INFORMATION SHOWN:
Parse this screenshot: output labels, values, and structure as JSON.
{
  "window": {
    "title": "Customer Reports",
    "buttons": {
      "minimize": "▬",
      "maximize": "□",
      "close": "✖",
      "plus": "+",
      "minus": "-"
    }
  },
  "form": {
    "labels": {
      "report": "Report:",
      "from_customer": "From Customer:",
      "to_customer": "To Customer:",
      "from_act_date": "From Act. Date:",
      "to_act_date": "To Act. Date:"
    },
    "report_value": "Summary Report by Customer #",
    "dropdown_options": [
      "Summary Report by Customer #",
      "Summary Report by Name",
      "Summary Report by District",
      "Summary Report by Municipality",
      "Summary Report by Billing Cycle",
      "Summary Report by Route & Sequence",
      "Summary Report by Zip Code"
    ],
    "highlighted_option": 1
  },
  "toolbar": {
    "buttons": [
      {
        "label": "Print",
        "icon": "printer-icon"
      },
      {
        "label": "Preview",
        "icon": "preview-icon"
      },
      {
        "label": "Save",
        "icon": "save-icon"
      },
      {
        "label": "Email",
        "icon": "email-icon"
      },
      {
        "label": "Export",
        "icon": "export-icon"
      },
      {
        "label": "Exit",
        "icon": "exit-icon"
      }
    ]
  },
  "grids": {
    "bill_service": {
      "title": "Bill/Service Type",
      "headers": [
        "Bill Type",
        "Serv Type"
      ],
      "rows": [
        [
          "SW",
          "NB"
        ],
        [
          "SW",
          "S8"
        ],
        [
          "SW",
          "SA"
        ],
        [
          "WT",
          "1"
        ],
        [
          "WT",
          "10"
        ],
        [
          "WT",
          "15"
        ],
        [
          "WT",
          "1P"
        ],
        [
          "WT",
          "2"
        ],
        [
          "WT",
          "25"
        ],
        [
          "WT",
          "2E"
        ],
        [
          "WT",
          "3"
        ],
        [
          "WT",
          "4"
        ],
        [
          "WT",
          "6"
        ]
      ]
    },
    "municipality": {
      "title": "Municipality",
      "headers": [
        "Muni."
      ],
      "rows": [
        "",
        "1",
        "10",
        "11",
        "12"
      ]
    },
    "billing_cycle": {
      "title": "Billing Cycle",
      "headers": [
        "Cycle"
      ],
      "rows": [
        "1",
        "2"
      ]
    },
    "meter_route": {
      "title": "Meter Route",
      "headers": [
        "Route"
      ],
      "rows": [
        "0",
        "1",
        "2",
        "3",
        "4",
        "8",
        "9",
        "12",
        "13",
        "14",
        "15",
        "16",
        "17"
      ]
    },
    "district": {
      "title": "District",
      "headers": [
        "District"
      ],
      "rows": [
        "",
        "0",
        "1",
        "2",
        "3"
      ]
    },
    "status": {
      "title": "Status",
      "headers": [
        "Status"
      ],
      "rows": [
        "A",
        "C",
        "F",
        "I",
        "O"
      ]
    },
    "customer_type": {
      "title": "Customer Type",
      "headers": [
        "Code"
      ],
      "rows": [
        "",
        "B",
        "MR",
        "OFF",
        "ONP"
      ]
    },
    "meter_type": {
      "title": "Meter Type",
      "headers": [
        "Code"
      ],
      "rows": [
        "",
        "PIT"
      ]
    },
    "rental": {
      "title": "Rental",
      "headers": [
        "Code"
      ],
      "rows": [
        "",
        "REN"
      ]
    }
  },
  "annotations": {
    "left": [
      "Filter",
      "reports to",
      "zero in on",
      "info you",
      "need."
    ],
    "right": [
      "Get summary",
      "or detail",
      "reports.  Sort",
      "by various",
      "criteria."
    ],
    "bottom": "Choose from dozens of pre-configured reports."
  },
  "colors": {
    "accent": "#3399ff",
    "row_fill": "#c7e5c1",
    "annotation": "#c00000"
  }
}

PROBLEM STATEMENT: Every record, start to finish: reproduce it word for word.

WRITTEN RESPONSE:
Parse this screenshot: output labels, values, and structure as JSON.
{
  "window": {
    "title": "Customer Reports",
    "buttons": {
      "minimize": "▬",
      "maximize": "□",
      "close": "✖",
      "plus": "+",
      "minus": "-"
    }
  },
  "form": {
    "labels": {
      "report": "Report:",
      "from_customer": "From Customer:",
      "to_customer": "To Customer:",
      "from_act_date": "From Act. Date:",
      "to_act_date": "To Act. Date:"
    },
    "report_value": "Summary Report by Customer #",
    "dropdown_options": [
      "Summary Report by Customer #",
      "Summary Report by Name",
      "Summary Report by District",
      "Summary Report by Municipality",
      "Summary Report by Billing Cycle",
      "Summary Report by Route & Sequence",
      "Summary Report by Zip Code"
    ],
    "highlighted_option": 1
  },
  "toolbar": {
    "buttons": [
      {
        "label": "Print",
        "icon": "printer-icon"
      },
      {
        "label": "Preview",
        "icon": "preview-icon"
      },
      {
        "label": "Save",
        "icon": "save-icon"
      },
      {
        "label": "Email",
        "icon": "email-icon"
      },
      {
        "label": "Export",
        "icon": "export-icon"
      },
      {
        "label": "Exit",
        "icon": "exit-icon"
      }
    ]
  },
  "grids": {
    "bill_service": {
      "title": "Bill/Service Type",
      "headers": [
        "Bill Type",
        "Serv Type"
      ],
      "rows": [
        [
          "SW",
          "NB"
        ],
        [
          "SW",
          "S8"
        ],
        [
          "SW",
          "SA"
        ],
        [
          "WT",
          "1"
        ],
        [
          "WT",
          "10"
        ],
        [
          "WT",
          "15"
        ],
        [
          "WT",
          "1P"
        ],
        [
          "WT",
          "2"
        ],
        [
          "WT",
          "25"
        ],
        [
          "WT",
          "2E"
        ],
        [
          "WT",
          "3"
        ],
        [
          "WT",
          "4"
        ],
        [
          "WT",
          "6"
        ]
      ]
    },
    "municipality": {
      "title": "Municipality",
      "headers": [
        "Muni."
      ],
      "rows": [
        "",
        "1",
        "10",
        "11",
        "12"
      ]
    },
    "billing_cycle": {
      "title": "Billing Cycle",
      "headers": [
        "Cycle"
      ],
      "rows": [
        "1",
        "2"
      ]
    },
    "meter_route": {
      "title": "Meter Route",
      "headers": [
        "Route"
      ],
      "rows": [
        "0",
        "1",
        "2",
        "3",
        "4",
        "8",
        "9",
        "12",
        "13",
        "14",
        "15",
        "16",
        "17"
      ]
    },
    "district": {
      "title": "District",
      "headers": [
        "District"
      ],
      "rows": [
        "",
        "0",
        "1",
        "2",
        "3"
      ]
    },
    "status": {
      "title": "Status",
      "headers": [
        "Status"
      ],
      "rows": [
        "A",
        "C",
        "F",
        "I",
        "O"
      ]
    },
    "customer_type": {
      "title": "Customer Type",
      "headers": [
        "Code"
      ],
      "rows": [
        "",
        "B",
        "MR",
        "OFF",
        "ONP"
      ]
    },
    "meter_type": {
      "title": "Meter Type",
      "headers": [
        "Code"
      ],
      "rows": [
        "",
        "PIT"
      ]
    },
    "rental": {
      "title": "Rental",
      "headers": [
        "Code"
      ],
      "rows": [
        "",
        "REN"
      ]
    }
  },
  "annotations": {
    "left": [
      "Filter",
      "reports to",
      "zero in on",
      "info you",
      "need."
    ],
    "right": [
      "Get summary",
      "or detail",
      "reports.  Sort",
      "by various",
      "criteria."
    ],
    "bottom": "Choose from dozens of pre-configured reports."
  },
  "colors": {
    "accent": "#3399ff",
    "row_fill": "#c7e5c1",
    "annotation": "#c00000"
  }
}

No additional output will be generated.